Mar 14, 2017 | Atlanta, GA
Angelique Johnson competed in a relatively new invention competition during her junior year in high school.
She and two classmates from North Oconee High School in Bogart, Ga., came up with the concept for “Melanomapp,” an app to educate, prevent and diagnose melanoma. Their idea was for people to take pictures of moles on their body, and an algorithm would determine whether they changed shape and color over time. The app would also connect patients with dermatologists.
The team’s idea won Georgia Tech’s 2014 InVenture Challenge, which encourages K-12 students to identify real-world problems and test solutions while exposing them to engineering and entrepreneurship. It is an extension of the Institute’s annual InVenture Prize, which awards cash prizes and fosters students’ interest in innovation and startups.
The K-12 competition changed Johnson’s education path.
“Georgia Tech was not on my college radar at all, but after the InVenture Challenge there was nowhere else I wanted to go,” said Johnson, who is now in her second year at Tech studying biomedical engineering. “It was pretty amazing that Georgia Tech was open to giving me experiences in research and entrepreneurship when I was still in high school. Who does that?”
The InVenture Challenge was piloted during the 2012-13 school year at just two schools. This year more than 2,000 students from more than 60 schools participated, said Roxanne Moore, a Georgia Tech research engineer who runs the program.
From that group, 82 teams will be on campus Wednesday to compete in the K-12 InVenture Challenge State Finals. The main event is from 11:30 a.m. to 1:30 p.m. in the Student Center Ballroom. Winners will be chosen at the elementary, middle and high school levels for first, second and third places.
As part of the program, teachers receive training and lesson plans on how to introduce engineering and entrepreneurial concepts into their classroom lessons.

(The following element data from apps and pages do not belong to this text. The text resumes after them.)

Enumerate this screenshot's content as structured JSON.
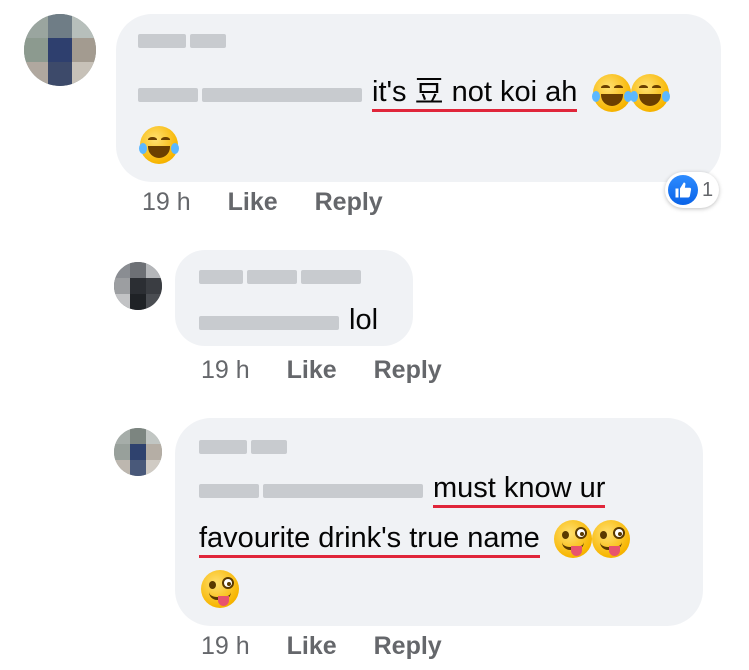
{
  "comments": [
    {
      "text_before": "it's 豆 not koi ah",
      "emojis_inline": [
        "tears-of-joy",
        "tears-of-joy"
      ],
      "emojis_next_line": [
        "tears-of-joy"
      ],
      "time": "19 h",
      "like_label": "Like",
      "reply_label": "Reply",
      "reaction_count": "1"
    },
    {
      "text": "lol",
      "time": "19 h",
      "like_label": "Like",
      "reply_label": "Reply"
    },
    {
      "text_line1": "must know ur",
      "text_line2": "favourite drink's true name",
      "emojis_inline": [
        "winking-tongue",
        "winking-tongue"
      ],
      "emojis_next_line": [
        "winking-tongue"
      ],
      "time": "19 h",
      "like_label": "Like",
      "reply_label": "Reply"
    }
  ],
  "icons": {
    "reaction": "thumbs-up-icon",
    "emoji_joy": "tears-of-joy-emoji",
    "emoji_tongue": "winking-tongue-emoji"
  },
  "colors": {
    "bubble": "#f0f2f5",
    "underline": "#e0263a",
    "meta": "#65676b",
    "like_blue": "#1877f2"
  }
}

The students pitch their ideas to Georgia Tech faculty and researchers and get feedback.
“In high school we never did engineering, so this was my first engineering project and first business projects, and I loved everything,” said Chunqing Lu, a second-year biomedical engineering major at Tech and one of Johnson’s teammates. “It was a chance to be innovative and creative.”
The 2015 InVenture Challenge winners also attended North Oconee High School, and two members of team now attend Georgia Tech.
Nick Rupert and Carlton Winstead designed ChemHelp, an app to help students visualize the more difficult concepts of chemistry.
They continued to work on the app last year taking a startup course through the CREATE-X program, a Georgia Tech initiative to enhance and support entrepreneurship programs for undergraduate students.
“Overall, I feel like my participation in the high school InVenture Challenge and CREATE-X have helped me grow and learn a lot about business in the real world, and how to take an idea from concept to a tangible product,” said Rupert, a computer science major.
Who knows, maybe one of these students will win the InVenture Prize down the road.